##### MATERIAL FOR THIS TASK

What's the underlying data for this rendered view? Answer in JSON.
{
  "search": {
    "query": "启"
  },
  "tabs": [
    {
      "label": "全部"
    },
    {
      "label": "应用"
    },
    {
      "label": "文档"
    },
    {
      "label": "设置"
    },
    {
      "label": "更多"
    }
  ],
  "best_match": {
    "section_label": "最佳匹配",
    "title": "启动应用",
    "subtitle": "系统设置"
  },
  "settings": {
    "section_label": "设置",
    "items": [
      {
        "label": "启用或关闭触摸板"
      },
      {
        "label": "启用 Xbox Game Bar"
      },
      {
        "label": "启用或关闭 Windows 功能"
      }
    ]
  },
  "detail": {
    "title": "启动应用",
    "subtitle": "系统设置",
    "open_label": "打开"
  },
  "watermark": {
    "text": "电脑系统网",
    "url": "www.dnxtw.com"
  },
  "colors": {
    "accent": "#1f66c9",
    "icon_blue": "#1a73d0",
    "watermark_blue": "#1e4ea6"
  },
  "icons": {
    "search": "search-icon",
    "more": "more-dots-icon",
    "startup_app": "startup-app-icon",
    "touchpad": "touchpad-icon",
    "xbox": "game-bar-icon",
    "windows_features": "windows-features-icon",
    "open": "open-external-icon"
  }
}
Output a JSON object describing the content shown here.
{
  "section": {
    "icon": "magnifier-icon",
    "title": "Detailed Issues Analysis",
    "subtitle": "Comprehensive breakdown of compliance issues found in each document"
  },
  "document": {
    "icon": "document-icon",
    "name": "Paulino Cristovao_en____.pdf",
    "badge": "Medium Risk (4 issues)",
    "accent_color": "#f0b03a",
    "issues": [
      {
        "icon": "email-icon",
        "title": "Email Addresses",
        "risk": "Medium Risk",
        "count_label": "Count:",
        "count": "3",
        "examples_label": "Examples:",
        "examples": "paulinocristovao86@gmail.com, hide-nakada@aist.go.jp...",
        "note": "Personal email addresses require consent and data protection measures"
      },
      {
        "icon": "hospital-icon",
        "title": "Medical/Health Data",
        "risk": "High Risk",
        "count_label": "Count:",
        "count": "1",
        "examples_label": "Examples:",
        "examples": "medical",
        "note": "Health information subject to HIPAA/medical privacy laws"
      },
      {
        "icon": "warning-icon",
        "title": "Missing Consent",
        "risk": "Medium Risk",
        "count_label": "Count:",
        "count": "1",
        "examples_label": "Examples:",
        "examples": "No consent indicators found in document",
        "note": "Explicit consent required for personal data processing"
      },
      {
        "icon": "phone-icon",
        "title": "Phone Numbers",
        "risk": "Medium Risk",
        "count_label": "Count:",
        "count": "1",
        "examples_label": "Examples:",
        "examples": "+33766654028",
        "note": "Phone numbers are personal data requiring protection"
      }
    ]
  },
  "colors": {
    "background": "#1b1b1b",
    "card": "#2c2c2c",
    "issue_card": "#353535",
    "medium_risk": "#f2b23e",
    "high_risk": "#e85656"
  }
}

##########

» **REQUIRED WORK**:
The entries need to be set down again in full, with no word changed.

» **RESULT OF THIS TASK**:
What's the underlying data for this rendered view? Answer in JSON.
{
  "search": {
    "query": "启"
  },
  "tabs": [
    {
      "label": "全部"
    },
    {
      "label": "应用"
    },
    {
      "label": "文档"
    },
    {
      "label": "设置"
    },
    {
      "label": "更多"
    }
  ],
  "best_match": {
    "section_label": "最佳匹配",
    "title": "启动应用",
    "subtitle": "系统设置"
  },
  "settings": {
    "section_label": "设置",
    "items": [
      {
        "label": "启用或关闭触摸板"
      },
      {
        "label": "启用 Xbox Game Bar"
      },
      {
        "label": "启用或关闭 Windows 功能"
      }
    ]
  },
  "detail": {
    "title": "启动应用",
    "subtitle": "系统设置",
    "open_label": "打开"
  },
  "watermark": {
    "text": "电脑系统网",
    "url": "www.dnxtw.com"
  },
  "colors": {
    "accent": "#1f66c9",
    "icon_blue": "#1a73d0",
    "watermark_blue": "#1e4ea6"
  },
  "icons": {
    "search": "search-icon",
    "more": "more-dots-icon",
    "startup_app": "startup-app-icon",
    "touchpad": "touchpad-icon",
    "xbox": "game-bar-icon",
    "windows_features": "windows-features-icon",
    "open": "open-external-icon"
  }
}
Output a JSON object describing the content shown here.
{
  "section": {
    "icon": "magnifier-icon",
    "title": "Detailed Issues Analysis",
    "subtitle": "Comprehensive breakdown of compliance issues found in each document"
  },
  "document": {
    "icon": "document-icon",
    "name": "Paulino Cristovao_en____.pdf",
    "badge": "Medium Risk (4 issues)",
    "accent_color": "#f0b03a",
    "issues": [
      {
        "icon": "email-icon",
        "title": "Email Addresses",
        "risk": "Medium Risk",
        "count_label": "Count:",
        "count": "3",
        "examples_label": "Examples:",
        "examples": "paulinocristovao86@gmail.com, hide-nakada@aist.go.jp...",
        "note": "Personal email addresses require consent and data protection measures"
      },
      {
        "icon": "hospital-icon",
        "title": "Medical/Health Data",
        "risk": "High Risk",
        "count_label": "Count:",
        "count": "1",
        "examples_label": "Examples:",
        "examples": "medical",
        "note": "Health information subject to HIPAA/medical privacy laws"
      },
      {
        "icon": "warning-icon",
        "title": "Missing Consent",
        "risk": "Medium Risk",
        "count_label": "Count:",
        "count": "1",
        "examples_label": "Examples:",
        "examples": "No consent indicators found in document",
        "note": "Explicit consent required for personal data processing"
      },
      {
        "icon": "phone-icon",
        "title": "Phone Numbers",
        "risk": "Medium Risk",
        "count_label": "Count:",
        "count": "1",
        "examples_label": "Examples:",
        "examples": "+33766654028",
        "note": "Phone numbers are personal data requiring protection"
      }
    ]
  },
  "colors": {
    "background": "#1b1b1b",
    "card": "#2c2c2c",
    "issue_card": "#353535",
    "medium_risk": "#f2b23e",
    "high_risk": "#e85656"
  }
}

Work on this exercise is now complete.